This isn't the first time I've tried to upskill in this area.  Last year, I read (but didn't review) Jonathan Culler's Literary Theory - A Very Short Introduction which, while interesting, was far too cursory for my needs.  I also ploughed through the Open Yale series of lectures for a while but gave up half-way through as it was all a little too dry, especially when approached without the support of other university literary subjects.

For me then, Beginning Theory is a great introduction to the field of Literary Theory.  It's still not all that easy to get your head around (and I certainly wouldn't recommend racing through it and then tossing it aside), but if approached sensibly, reading chapters a couple of times at a leisurely pace before moving on, the information will gradually begin to seep into your brain.  What's more, the more time you devote to the book, the more you'll become aware of your own biases - and that's a good thing.  At one point Barry asks the reader whether it is possible to analyse a book using all of the techniques at your disposal, and his answer is a definite 'no'.  If you attempt to do a Marxist-Feminist-Freudian-Post-Structural-Stylistic reading of a text, all you'll end up with is a superficial mish-mash of vague ideas...

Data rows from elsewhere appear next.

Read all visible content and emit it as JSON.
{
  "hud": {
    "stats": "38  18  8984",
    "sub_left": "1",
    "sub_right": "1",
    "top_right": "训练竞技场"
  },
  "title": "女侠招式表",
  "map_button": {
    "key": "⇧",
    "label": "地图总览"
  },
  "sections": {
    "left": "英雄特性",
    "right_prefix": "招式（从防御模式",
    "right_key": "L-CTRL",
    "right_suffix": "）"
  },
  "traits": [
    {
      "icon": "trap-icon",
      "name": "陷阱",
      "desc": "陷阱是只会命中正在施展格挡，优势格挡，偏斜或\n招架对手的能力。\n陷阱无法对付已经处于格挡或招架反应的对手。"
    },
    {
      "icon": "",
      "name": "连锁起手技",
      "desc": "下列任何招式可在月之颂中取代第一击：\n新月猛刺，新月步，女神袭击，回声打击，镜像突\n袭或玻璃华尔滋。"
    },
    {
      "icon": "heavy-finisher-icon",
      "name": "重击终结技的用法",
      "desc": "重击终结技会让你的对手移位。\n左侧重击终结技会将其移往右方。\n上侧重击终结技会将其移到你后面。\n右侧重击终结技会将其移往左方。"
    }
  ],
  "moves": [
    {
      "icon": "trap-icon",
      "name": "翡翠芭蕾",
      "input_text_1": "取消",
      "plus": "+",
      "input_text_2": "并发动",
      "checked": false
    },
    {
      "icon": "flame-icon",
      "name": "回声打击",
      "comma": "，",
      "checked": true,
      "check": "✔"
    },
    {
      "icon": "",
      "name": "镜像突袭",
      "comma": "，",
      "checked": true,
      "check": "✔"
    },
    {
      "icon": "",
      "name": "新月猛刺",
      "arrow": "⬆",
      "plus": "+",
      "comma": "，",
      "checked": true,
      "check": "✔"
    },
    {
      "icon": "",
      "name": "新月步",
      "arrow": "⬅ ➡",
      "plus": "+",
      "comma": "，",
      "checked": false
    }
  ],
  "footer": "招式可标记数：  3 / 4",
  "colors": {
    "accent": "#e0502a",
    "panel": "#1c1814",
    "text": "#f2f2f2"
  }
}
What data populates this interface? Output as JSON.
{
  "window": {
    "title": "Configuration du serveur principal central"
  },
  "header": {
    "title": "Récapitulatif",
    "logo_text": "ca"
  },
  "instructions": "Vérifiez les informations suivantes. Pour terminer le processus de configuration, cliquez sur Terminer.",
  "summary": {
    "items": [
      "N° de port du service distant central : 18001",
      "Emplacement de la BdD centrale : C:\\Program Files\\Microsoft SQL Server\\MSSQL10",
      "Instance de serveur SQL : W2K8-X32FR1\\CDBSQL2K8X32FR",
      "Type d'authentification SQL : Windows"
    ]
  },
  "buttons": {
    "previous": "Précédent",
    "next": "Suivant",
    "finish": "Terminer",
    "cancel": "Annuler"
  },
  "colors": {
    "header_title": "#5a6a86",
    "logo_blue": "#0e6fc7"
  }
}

...and speaking of my reviews, I do think that reading this book has helped me understand what I'm doing a little better.  I probably tend towards the structuralist idea of wanting to find a bottom line, a super-narrative, in everything I read.  However, I also dabble a little in Post-Colonial, Marxist and (very occasional) Feminist interpretations, with a little linguistic analysis on the side.  Of course, if I read more widely in the area of Literary theory, I'll probably discover that my opinions here are completely wrong ;)

Returning to the book, I'd definitely recommend this to anyone who feels a little underqualified to be talking about literature in public - I certainly feel a lot more confident now in the way I approach my reading.  However, I do feel that I still haven't quite got there.  You see, while I've had a little look at the theory side, I still have little idea about the more practical side, the nuts and bolts of writing.  I only have a very hazy idea of concepts like tropes and leitmotifs, so it might be a good idea to do some more reading on literary criticism.  Time to ask for some more recommendations then...